# Work request
Pull out from the material below all lines with "true".

# The records

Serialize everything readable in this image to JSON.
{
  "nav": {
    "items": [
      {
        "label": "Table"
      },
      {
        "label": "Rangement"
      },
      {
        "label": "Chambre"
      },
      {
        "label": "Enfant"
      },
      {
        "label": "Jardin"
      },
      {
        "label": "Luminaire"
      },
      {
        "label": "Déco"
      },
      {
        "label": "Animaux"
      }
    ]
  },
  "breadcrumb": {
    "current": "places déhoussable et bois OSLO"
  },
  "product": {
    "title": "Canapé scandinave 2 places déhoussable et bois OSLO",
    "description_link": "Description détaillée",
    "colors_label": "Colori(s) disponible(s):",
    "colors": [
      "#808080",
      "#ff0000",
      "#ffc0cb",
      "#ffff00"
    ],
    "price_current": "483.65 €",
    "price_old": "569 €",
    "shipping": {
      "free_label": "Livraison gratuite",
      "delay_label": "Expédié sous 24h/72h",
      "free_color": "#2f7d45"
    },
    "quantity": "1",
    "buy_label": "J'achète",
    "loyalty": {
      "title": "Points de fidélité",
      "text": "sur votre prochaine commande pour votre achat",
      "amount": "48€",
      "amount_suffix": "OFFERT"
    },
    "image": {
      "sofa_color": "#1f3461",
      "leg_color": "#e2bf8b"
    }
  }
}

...

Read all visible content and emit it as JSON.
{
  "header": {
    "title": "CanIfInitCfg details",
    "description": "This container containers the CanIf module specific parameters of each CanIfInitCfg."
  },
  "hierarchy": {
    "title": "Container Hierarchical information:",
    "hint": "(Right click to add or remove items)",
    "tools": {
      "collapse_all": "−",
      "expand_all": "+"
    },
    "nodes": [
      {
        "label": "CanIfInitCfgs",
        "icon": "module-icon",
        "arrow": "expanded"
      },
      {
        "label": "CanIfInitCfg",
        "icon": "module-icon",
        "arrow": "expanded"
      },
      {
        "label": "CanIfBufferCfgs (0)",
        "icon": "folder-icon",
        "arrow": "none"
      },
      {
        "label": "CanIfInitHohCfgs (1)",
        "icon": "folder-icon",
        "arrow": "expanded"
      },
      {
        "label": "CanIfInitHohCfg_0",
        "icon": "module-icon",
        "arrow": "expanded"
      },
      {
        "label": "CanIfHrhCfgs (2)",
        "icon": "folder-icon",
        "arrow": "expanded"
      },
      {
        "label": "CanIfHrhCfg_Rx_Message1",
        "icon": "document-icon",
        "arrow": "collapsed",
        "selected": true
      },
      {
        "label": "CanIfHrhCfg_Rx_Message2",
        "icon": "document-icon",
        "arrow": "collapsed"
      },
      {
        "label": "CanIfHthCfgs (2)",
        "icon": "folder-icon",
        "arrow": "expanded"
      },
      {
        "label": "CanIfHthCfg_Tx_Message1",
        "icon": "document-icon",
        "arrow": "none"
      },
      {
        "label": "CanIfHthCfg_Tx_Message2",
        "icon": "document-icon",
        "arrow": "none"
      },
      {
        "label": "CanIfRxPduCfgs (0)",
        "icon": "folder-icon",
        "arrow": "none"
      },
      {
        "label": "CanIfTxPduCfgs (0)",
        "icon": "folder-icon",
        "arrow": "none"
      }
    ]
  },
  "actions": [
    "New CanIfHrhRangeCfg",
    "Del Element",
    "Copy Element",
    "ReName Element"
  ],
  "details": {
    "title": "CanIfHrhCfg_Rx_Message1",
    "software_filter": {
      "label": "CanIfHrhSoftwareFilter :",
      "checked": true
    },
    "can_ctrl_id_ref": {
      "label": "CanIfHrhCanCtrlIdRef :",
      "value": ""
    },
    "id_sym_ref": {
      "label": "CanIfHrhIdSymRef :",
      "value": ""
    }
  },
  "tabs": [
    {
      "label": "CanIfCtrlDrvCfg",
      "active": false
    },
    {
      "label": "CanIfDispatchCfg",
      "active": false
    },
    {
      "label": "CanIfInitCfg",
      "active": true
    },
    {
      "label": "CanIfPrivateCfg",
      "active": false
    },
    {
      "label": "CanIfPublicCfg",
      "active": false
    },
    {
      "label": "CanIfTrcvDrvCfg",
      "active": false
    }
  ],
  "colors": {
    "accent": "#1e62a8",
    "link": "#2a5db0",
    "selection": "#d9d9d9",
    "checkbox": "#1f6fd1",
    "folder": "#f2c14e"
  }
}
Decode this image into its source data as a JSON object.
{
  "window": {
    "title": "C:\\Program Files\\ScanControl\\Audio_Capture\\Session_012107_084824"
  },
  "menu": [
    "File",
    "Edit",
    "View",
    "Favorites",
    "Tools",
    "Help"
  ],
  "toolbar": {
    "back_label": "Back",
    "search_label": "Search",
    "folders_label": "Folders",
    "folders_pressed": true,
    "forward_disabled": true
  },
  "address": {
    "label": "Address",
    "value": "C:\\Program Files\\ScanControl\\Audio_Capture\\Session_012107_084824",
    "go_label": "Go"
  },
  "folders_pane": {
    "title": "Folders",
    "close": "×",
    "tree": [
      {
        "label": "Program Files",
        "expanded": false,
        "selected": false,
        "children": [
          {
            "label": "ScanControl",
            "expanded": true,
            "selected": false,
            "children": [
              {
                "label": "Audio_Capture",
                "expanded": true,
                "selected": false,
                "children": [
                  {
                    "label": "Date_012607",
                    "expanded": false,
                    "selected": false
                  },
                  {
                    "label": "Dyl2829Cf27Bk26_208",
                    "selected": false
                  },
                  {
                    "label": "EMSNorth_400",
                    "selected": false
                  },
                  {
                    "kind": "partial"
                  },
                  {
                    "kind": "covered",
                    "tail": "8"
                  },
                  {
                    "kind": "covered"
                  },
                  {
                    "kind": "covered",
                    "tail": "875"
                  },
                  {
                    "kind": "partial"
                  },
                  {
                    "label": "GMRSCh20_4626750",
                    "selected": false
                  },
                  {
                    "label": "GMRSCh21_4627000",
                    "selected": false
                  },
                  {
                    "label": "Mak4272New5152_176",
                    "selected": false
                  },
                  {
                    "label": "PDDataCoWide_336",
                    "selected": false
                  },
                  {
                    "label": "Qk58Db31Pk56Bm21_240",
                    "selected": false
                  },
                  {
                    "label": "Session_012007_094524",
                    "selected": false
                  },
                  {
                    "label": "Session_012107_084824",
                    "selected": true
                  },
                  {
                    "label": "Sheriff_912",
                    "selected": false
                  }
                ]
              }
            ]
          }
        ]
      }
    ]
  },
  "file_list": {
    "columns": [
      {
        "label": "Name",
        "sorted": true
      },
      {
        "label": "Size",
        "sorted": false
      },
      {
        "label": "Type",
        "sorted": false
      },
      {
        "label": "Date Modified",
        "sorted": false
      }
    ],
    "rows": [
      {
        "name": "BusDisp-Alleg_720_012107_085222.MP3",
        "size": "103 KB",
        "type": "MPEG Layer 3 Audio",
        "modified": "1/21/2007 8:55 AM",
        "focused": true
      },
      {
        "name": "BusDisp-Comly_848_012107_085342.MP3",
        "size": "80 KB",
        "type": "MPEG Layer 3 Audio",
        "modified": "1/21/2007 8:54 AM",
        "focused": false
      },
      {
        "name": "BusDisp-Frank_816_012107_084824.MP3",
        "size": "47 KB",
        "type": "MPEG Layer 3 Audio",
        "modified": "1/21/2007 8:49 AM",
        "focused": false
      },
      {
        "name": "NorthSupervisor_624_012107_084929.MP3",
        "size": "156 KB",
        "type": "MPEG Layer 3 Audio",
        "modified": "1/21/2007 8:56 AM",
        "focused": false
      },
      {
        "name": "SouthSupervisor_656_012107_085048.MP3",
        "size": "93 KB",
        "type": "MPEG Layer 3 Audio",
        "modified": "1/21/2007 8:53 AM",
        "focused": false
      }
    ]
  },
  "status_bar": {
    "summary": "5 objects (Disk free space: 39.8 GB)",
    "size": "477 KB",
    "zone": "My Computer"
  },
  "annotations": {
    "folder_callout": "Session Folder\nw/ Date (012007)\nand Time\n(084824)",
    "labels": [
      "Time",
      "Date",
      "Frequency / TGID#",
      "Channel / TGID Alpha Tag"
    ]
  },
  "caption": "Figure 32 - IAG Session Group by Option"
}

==

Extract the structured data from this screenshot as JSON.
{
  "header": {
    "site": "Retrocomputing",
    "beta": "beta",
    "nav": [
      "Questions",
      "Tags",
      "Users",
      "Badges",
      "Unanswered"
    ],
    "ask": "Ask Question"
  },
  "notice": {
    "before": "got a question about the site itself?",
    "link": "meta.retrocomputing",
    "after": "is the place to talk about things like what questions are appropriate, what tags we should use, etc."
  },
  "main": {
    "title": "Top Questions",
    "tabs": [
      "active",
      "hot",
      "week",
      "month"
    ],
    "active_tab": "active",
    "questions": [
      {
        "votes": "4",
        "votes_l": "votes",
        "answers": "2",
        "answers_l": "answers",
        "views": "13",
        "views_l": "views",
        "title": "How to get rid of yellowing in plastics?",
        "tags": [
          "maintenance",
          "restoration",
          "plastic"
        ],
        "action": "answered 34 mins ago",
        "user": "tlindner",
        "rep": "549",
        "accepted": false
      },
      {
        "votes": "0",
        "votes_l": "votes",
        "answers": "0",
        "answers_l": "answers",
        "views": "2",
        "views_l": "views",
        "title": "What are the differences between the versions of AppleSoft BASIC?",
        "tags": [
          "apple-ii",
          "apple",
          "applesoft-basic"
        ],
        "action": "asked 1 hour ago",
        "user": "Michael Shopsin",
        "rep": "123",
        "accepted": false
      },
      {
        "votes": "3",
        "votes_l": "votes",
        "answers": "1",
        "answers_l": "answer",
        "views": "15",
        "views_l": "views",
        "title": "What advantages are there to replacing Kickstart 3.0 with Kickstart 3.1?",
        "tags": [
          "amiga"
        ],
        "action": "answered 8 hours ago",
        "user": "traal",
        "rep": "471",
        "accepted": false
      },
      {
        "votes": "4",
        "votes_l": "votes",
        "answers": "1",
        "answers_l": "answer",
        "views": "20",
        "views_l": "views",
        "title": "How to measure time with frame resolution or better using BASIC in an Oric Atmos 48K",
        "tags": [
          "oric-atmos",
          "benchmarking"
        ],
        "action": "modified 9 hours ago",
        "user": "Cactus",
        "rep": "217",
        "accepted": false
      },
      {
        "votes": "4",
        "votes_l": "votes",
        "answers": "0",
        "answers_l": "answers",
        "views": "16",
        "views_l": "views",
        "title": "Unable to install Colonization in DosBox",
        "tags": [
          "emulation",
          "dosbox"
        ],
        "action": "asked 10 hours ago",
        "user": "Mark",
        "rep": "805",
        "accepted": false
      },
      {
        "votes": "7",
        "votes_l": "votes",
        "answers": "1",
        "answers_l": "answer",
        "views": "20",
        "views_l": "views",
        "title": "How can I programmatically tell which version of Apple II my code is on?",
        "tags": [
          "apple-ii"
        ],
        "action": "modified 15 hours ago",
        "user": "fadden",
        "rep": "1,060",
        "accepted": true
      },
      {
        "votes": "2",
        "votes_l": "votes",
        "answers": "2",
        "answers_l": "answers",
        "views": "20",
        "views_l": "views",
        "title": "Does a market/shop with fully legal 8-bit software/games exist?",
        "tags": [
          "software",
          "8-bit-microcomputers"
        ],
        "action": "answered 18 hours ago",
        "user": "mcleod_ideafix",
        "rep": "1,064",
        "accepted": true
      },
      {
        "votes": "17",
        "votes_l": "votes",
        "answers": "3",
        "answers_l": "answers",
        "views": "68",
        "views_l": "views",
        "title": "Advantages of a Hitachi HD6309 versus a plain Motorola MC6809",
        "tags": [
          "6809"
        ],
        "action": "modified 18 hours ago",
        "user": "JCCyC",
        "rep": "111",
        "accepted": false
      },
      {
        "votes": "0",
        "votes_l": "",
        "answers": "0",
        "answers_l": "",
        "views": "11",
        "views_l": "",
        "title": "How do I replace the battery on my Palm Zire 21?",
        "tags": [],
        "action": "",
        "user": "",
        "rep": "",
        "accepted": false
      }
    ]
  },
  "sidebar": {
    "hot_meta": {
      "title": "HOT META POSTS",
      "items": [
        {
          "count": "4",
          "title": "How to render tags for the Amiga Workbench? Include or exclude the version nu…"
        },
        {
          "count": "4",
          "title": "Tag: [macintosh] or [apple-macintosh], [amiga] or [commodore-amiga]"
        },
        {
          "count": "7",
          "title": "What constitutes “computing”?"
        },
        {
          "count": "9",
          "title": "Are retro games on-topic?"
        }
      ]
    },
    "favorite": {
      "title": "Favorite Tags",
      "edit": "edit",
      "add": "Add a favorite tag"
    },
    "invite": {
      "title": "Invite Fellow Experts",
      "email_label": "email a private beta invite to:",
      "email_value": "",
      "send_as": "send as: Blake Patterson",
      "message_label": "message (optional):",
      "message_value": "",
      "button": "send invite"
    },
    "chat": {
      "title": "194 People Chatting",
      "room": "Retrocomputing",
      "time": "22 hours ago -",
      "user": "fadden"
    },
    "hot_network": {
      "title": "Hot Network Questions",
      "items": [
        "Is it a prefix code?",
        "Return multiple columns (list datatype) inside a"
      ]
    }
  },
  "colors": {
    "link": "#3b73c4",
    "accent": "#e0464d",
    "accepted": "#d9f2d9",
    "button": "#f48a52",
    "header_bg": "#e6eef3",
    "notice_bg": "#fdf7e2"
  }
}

# Output for this task
        "selected": true
      "checked": true
      "active": true
    "folders_pressed": true,
    "forward_disabled": true
            "expanded": true,
                "expanded": true,
                    "selected": true
        "sorted": true
        "focused": true
        "accepted": true
        "accepted": true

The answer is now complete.